== What is expected ==
Copy out the data word for word, without any of its pictures.

== Material for the task ==
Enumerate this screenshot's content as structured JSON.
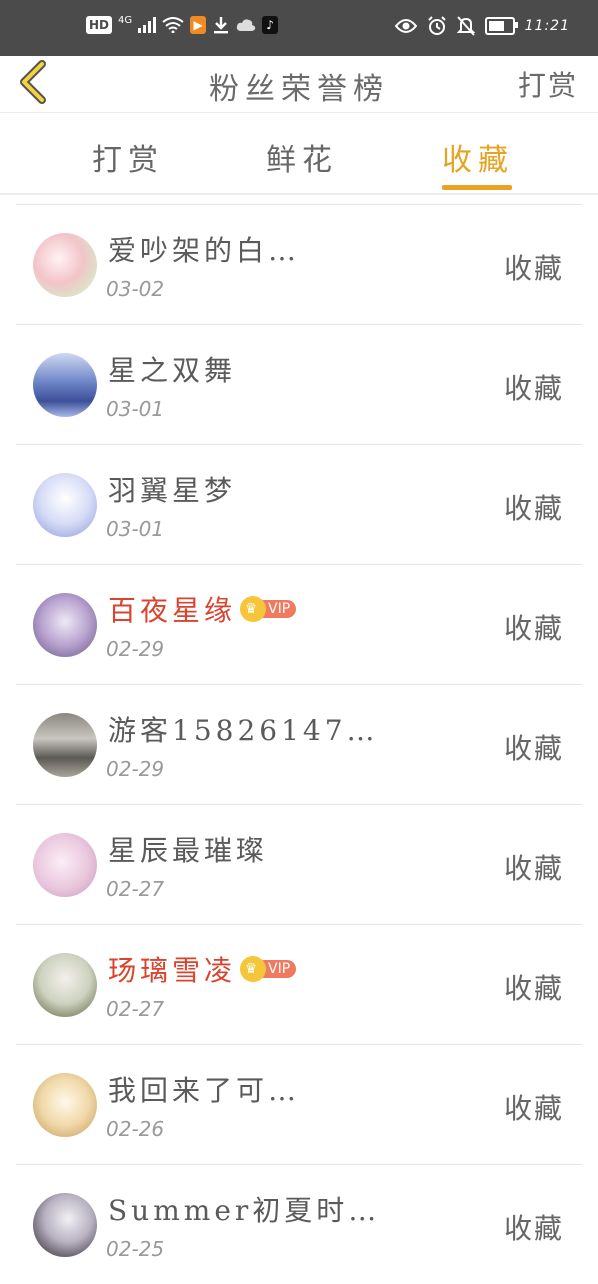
{
  "status_bar": {
    "hd": "HD",
    "network": "4G",
    "time": "11:21",
    "icons": [
      "hd-icon",
      "signal-icon",
      "wifi-icon",
      "video-app-icon",
      "download-icon",
      "cloud-icon",
      "tiktok-icon",
      "eye-icon",
      "alarm-icon",
      "bell-off-icon",
      "battery-icon"
    ]
  },
  "header": {
    "title": "粉丝荣誉榜",
    "right_link": "打赏"
  },
  "tabs": [
    {
      "label": "打赏",
      "active": false
    },
    {
      "label": "鲜花",
      "active": false
    },
    {
      "label": "收藏",
      "active": true
    }
  ],
  "colors": {
    "accent": "#e8a224",
    "vip_name": "#d9442e",
    "status_bar": "#4b4b4b"
  },
  "rows": [
    {
      "name": "爱吵架的白…",
      "date": "03-02",
      "action": "收藏",
      "vip": false
    },
    {
      "name": "星之双舞",
      "date": "03-01",
      "action": "收藏",
      "vip": false
    },
    {
      "name": "羽翼星梦",
      "date": "03-01",
      "action": "收藏",
      "vip": false
    },
    {
      "name": "百夜星缘",
      "date": "02-29",
      "action": "收藏",
      "vip": true,
      "badge": "VIP"
    },
    {
      "name": "游客15826147…",
      "date": "02-29",
      "action": "收藏",
      "vip": false
    },
    {
      "name": "星辰最璀璨",
      "date": "02-27",
      "action": "收藏",
      "vip": false
    },
    {
      "name": "玚璃雪凌",
      "date": "02-27",
      "action": "收藏",
      "vip": true,
      "badge": "VIP"
    },
    {
      "name": "我回来了可…",
      "date": "02-26",
      "action": "收藏",
      "vip": false
    },
    {
      "name": "Summer初夏时…",
      "date": "02-25",
      "action": "收藏",
      "vip": false
    }
  ]
}
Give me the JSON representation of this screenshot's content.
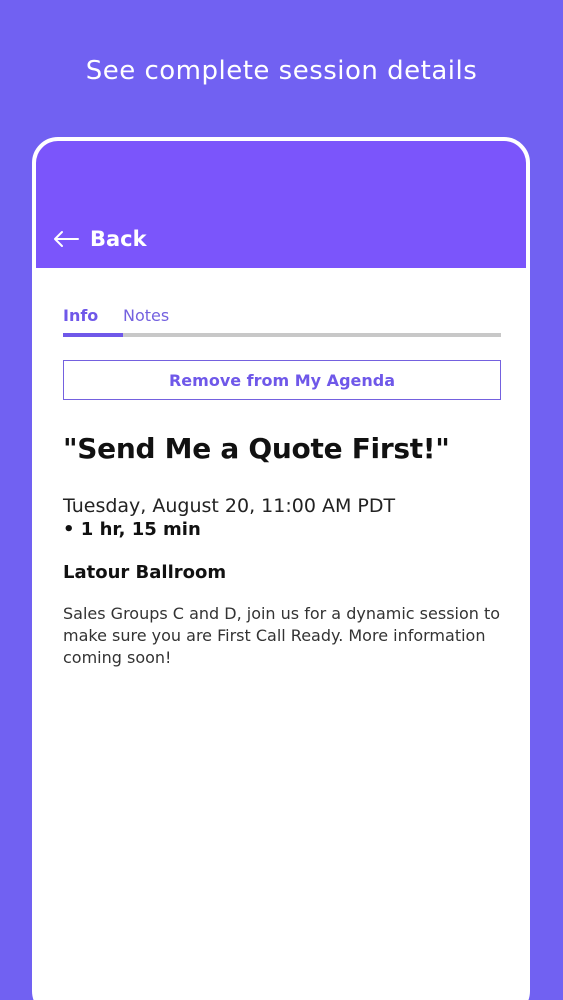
{
  "caption": "See complete session details",
  "header": {
    "back_label": "Back",
    "back_icon": "arrow-left-icon",
    "color": "#7b55fb"
  },
  "tabs": [
    {
      "label": "Info",
      "active": true
    },
    {
      "label": "Notes",
      "active": false
    }
  ],
  "agenda_button": {
    "label": "Remove from My Agenda"
  },
  "session": {
    "title": "\"Send Me a Quote First!\"",
    "datetime": "Tuesday, August 20, 11:00 AM PDT",
    "duration": "• 1 hr, 15 min",
    "location": "Latour Ballroom",
    "description": "Sales Groups C and D, join us for a dynamic session to make sure you are First Call Ready. More information coming soon!"
  },
  "colors": {
    "background": "#7161f2",
    "accent": "#6f58e9",
    "tab_track": "#c8c8c8"
  }
}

== The answer ==
Enumerate this screenshot's content as structured JSON.
{
  "status_bar": {
    "hd": "HD",
    "network": "4G",
    "time": "11:21",
    "icons": [
      "hd-icon",
      "signal-icon",
      "wifi-icon",
      "video-app-icon",
      "download-icon",
      "cloud-icon",
      "tiktok-icon",
      "eye-icon",
      "alarm-icon",
      "bell-off-icon",
      "battery-icon"
    ]
  },
  "header": {
    "title": "粉丝荣誉榜",
    "right_link": "打赏"
  },
  "tabs": [
    {
      "label": "打赏",
      "active": false
    },
    {
      "label": "鲜花",
      "active": false
    },
    {
      "label": "收藏",
      "active": true
    }
  ],
  "colors": {
    "accent": "#e8a224",
    "vip_name": "#d9442e",
    "status_bar": "#4b4b4b"
  },
  "rows": [
    {
      "name": "爱吵架的白…",
      "date": "03-02",
      "action": "收藏",
      "vip": false
    },
    {
      "name": "星之双舞",
      "date": "03-01",
      "action": "收藏",
      "vip": false
    },
    {
      "name": "羽翼星梦",
      "date": "03-01",
      "action": "收藏",
      "vip": false
    },
    {
      "name": "百夜星缘",
      "date": "02-29",
      "action": "收藏",
      "vip": true,
      "badge": "VIP"
    },
    {
      "name": "游客15826147…",
      "date": "02-29",
      "action": "收藏",
      "vip": false
    },
    {
      "name": "星辰最璀璨",
      "date": "02-27",
      "action": "收藏",
      "vip": false
    },
    {
      "name": "玚璃雪凌",
      "date": "02-27",
      "action": "收藏",
      "vip": true,
      "badge": "VIP"
    },
    {
      "name": "我回来了可…",
      "date": "02-26",
      "action": "收藏",
      "vip": false
    },
    {
      "name": "Summer初夏时…",
      "date": "02-25",
      "action": "收藏",
      "vip": false
    }
  ]
}
Give me the JSON representation of this screenshot's content.
{
  "caption": "See complete session details",
  "header": {
    "back_label": "Back",
    "back_icon": "arrow-left-icon",
    "color": "#7b55fb"
  },
  "tabs": [
    {
      "label": "Info",
      "active": true
    },
    {
      "label": "Notes",
      "active": false
    }
  ],
  "agenda_button": {
    "label": "Remove from My Agenda"
  },
  "session": {
    "title": "\"Send Me a Quote First!\"",
    "datetime": "Tuesday, August 20, 11:00 AM PDT",
    "duration": "• 1 hr, 15 min",
    "location": "Latour Ballroom",
    "description": "Sales Groups C and D, join us for a dynamic session to make sure you are First Call Ready. More information coming soon!"
  },
  "colors": {
    "background": "#7161f2",
    "accent": "#6f58e9",
    "tab_track": "#c8c8c8"
  }
}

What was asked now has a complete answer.